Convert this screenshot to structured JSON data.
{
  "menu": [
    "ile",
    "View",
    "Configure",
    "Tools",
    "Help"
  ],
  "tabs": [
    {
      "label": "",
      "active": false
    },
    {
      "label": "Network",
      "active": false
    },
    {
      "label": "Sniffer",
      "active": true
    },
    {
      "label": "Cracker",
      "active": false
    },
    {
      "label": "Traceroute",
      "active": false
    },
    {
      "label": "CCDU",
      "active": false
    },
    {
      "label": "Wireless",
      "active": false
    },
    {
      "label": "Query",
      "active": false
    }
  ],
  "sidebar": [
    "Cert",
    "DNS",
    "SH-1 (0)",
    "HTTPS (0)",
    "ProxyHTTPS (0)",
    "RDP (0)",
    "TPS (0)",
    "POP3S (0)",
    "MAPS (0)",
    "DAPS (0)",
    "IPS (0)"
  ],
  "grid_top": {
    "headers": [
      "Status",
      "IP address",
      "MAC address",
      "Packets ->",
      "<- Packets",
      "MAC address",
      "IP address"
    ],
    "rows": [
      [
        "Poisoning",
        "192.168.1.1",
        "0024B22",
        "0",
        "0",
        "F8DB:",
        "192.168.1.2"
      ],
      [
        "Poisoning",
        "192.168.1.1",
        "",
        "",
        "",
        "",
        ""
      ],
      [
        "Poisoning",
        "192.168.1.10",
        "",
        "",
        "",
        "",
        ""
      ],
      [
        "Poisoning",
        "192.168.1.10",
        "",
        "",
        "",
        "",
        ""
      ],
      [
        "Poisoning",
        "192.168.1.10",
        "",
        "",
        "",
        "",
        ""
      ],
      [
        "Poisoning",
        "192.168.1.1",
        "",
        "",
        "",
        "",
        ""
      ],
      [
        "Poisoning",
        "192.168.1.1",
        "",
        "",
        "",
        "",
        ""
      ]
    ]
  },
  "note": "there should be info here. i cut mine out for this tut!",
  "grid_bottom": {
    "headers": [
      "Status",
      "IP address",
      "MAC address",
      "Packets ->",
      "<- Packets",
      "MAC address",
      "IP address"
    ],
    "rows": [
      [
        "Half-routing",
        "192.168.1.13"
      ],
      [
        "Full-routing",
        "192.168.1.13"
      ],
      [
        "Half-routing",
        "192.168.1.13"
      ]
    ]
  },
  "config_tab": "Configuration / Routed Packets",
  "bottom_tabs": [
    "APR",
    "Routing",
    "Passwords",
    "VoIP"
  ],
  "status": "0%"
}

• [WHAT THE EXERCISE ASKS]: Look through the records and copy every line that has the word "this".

• [EXERCISE ANSWER]:
Convert this screenshot to structured JSON data.
  "note": "there should be info here. i cut mine out for this tut!",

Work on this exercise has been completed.